Incorporating New Medications into Acne Treatment - Episode 10
During an informative discussion on current treatment options in acne, dermatology experts address the newly approved oral therapies sarecycline and micronized isotretinoin.
Hilary E. Baldwin, MD: Another thing that certainly helps with compliance is the frequency of dosing. Jim, can you tell us about the new oral antibiotic, sarecycline? This is our first new-molecule antibiotic for the treatment of acne since 1971.
James Q. Del Rosso, DO: Sarecycline, as you know, is in the tetracycline class. It’s called a third-generation. We had doxycycline and minocycline as second-generation tetracyclines, which other than a few exceptions, were indicated for the treatment of infections. These were the various gram-positive infections, gram-negative infections, and other types of organisms. They were grandfathered in for the adjunctive treatment for severe acne, but that was not based on formal phase 2 and phase 3 clinical trials. They’ve been around a long time, and they’ve certainly been helpful to us and continue to be helpful to us, but they are broad spectrum in terms of their antibiotic activity.
Fast-forward to sarecycline, which we’ve had since 2018. Sarecycline has some structure activity changes that alter its antibiotic profile. It has a narrow spectrum, defined in this case as being active against C acnes [Cutibacterium acnes]. This year the FDA allowed the company, after it provided more information, to put something in the package insert about its activity against what it calls Propionibacterium acnes. It’s the same organism, and they made a statement in vitro that it has a low potential for resistance in spontaneous mutation strains of resistant organisms. They make that statement. It also has activity against staphylococci and streptococci and even methicillin-resistant strains of staphylococci, but it has not been evaluated and approved for that. It’s been FDA approved only for the treatment of acne. It has negligible activity against gram-negative organisms and several anaerobes.
When we’re utilizing an antibiotic, in this case a weight-based dosage once a day, down to the age of 9, it is shown to be effective for the face with some secondary evaluation also effective for acne vulgaris on the trunk, primarily for inflammatory lesions. We’re not trying to reduce organisms in the gut or in other microbiomes. Where we’re targeting the skin, we have less selection pressure against gram-negatives in the gut, for example.
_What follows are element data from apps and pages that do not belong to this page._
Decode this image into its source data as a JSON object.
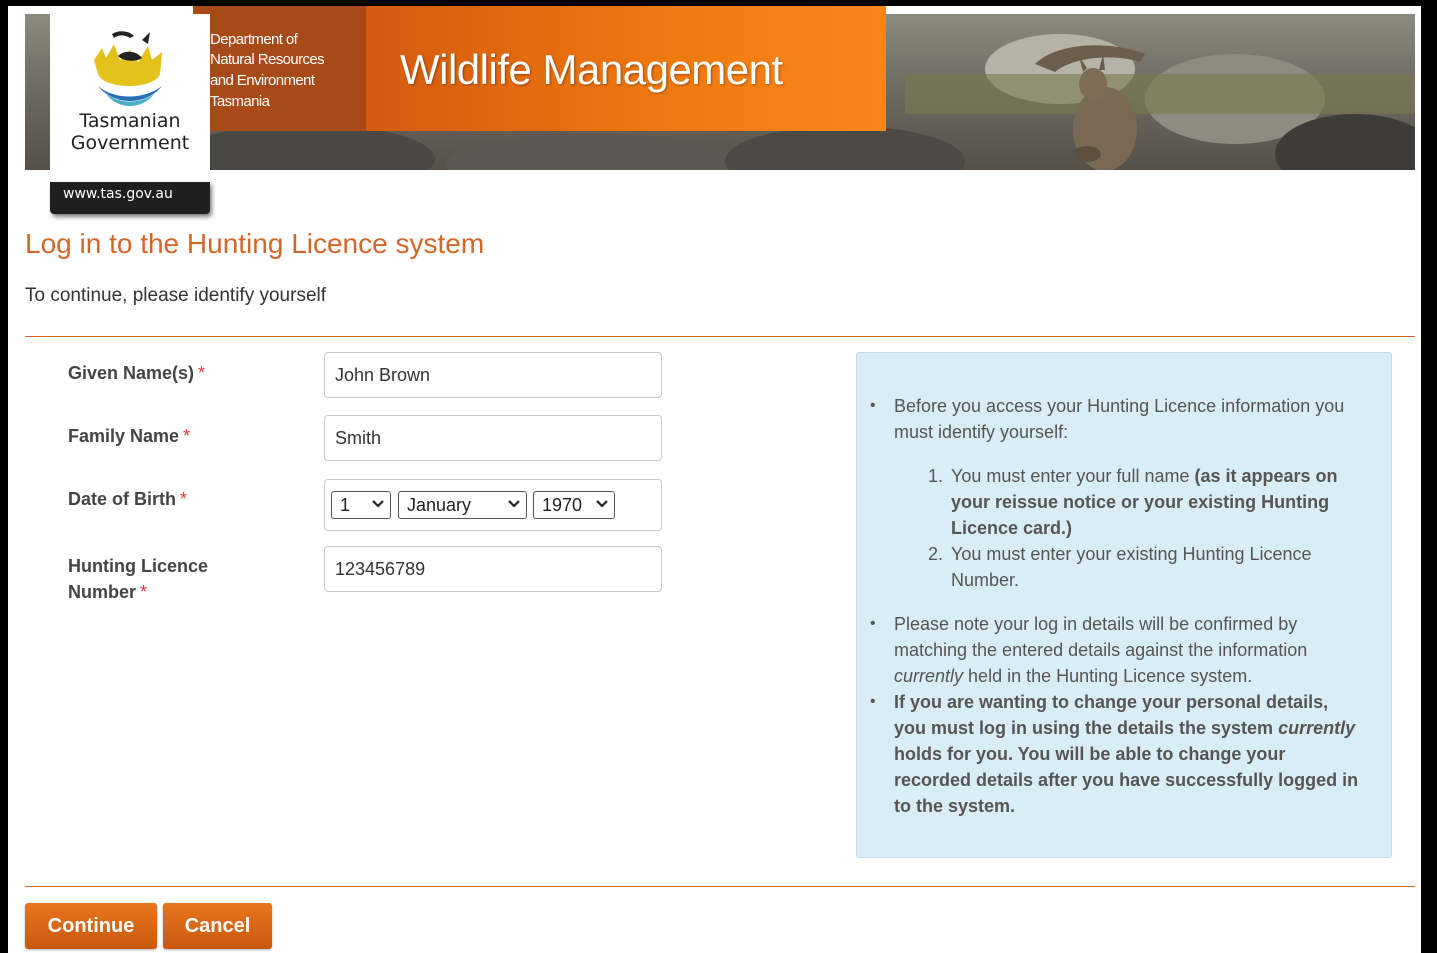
{
  "header": {
    "department_lines": [
      "Department of",
      "Natural Resources",
      "and Environment",
      "Tasmania"
    ],
    "app_title": "Wildlife Management",
    "gov_name_line1": "Tasmanian",
    "gov_name_line2": "Government",
    "gov_url": "www.tas.gov.au"
  },
  "page": {
    "title": "Log in to the Hunting Licence system",
    "intro": "To continue, please identify yourself"
  },
  "form": {
    "given_name": {
      "label": "Given Name(s)",
      "required_mark": "*",
      "value": "John Brown"
    },
    "family_name": {
      "label": "Family Name",
      "required_mark": "*",
      "value": "Smith"
    },
    "dob": {
      "label": "Date of Birth",
      "required_mark": "*",
      "day": "1",
      "month": "January",
      "year": "1970"
    },
    "licence": {
      "label_line1": "Hunting Licence",
      "label_line2": "Number",
      "required_mark": "*",
      "value": "123456789"
    }
  },
  "info": {
    "b1_l1": "Before you access your Hunting Licence information you",
    "b1_l2": "must identify yourself:",
    "n1_mark": "1.",
    "n1_l1_plain": "You must enter your full name",
    "n1_l1_bold": "(as it appears on",
    "n1_l2": "your reissue notice or your existing Hunting",
    "n1_l3": "Licence card.)",
    "n2_mark": "2.",
    "n2_l1": "You must enter your existing Hunting Licence",
    "n2_l2": "Number.",
    "b2_l1": "Please note your log in details will be confirmed by",
    "b2_l2": "matching the entered details against the information",
    "b2_l3_italic": "currently",
    "b2_l3_rest": "held in the Hunting Licence system.",
    "b3_l1": "If you are wanting to change your personal details,",
    "b3_l2_plain": "you must log in using the details the system",
    "b3_l2_italic": "currently",
    "b3_l3": "holds for you. You will be able to change your",
    "b3_l4": "recorded details after you have successfully logged in",
    "b3_l5": "to the system."
  },
  "buttons": {
    "continue": "Continue",
    "cancel": "Cancel"
  },
  "colors": {
    "accent": "#d4662a",
    "button": "#d8660f",
    "info_bg": "#d9edf7",
    "required": "#e0393e"
  }
}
That’s believed to be an advantage: You’re going to have less selection pressure and fewer of the typical tetracycline-associated adverse effects that we’ve sometimes seen with the others. It’s not always that often, but they can certainly become associated. With things like vertigo, we didn’t see any vertigo, or room spinning, as we sometimes see with minocycline. It did not happen with sarecycline. Photosensitivity was also very low. GI [gastrointestinal] adverse effects like nausea, vomiting, abdominal pain, and esophagitis were also low. Vulvovaginal candidiasis was low. Yes, they can happen, but it’s low. There weren’t head-to-head studies, but if we look at comparative rates, there’s a low risk of those adverse effects. You have the antibiotic with less antibiotic resistance advantage, you have the low adverse-effect profile advantage, and you have approval down to age 9.
Hilary E. Baldwin, MD: When we’re talking about micronization as we have with many of the medications that we just mentioned, we can’t leave out the newer formulation of isotretinoin with Lidose technology with micronized particles that increase the surface area so that the medication is more bioavailable. Studies have shown that with this particular medication, the bioavailability is 50% higher than with the nonmicronized formulation of the Lidose technology isotretinoin, which in turn was already giving you better bioavailability on an empty stomach than conventional generic isotretinoin was giving. The implication is that, because the bioavailability is so good, you would be able to dose it on an empty stomach, as opposed to dosing it on top of a 50-gram fat meal, which of course makes obesity the No. 1 adverse effect of isotretinoin. This also gives our patients a choice, and we’re not giving them any kind of rules. As we said before, when you give a teenage patient rules, the chance of them not complying with their medication regimen is increased. Here is another situation of see drug, take drug.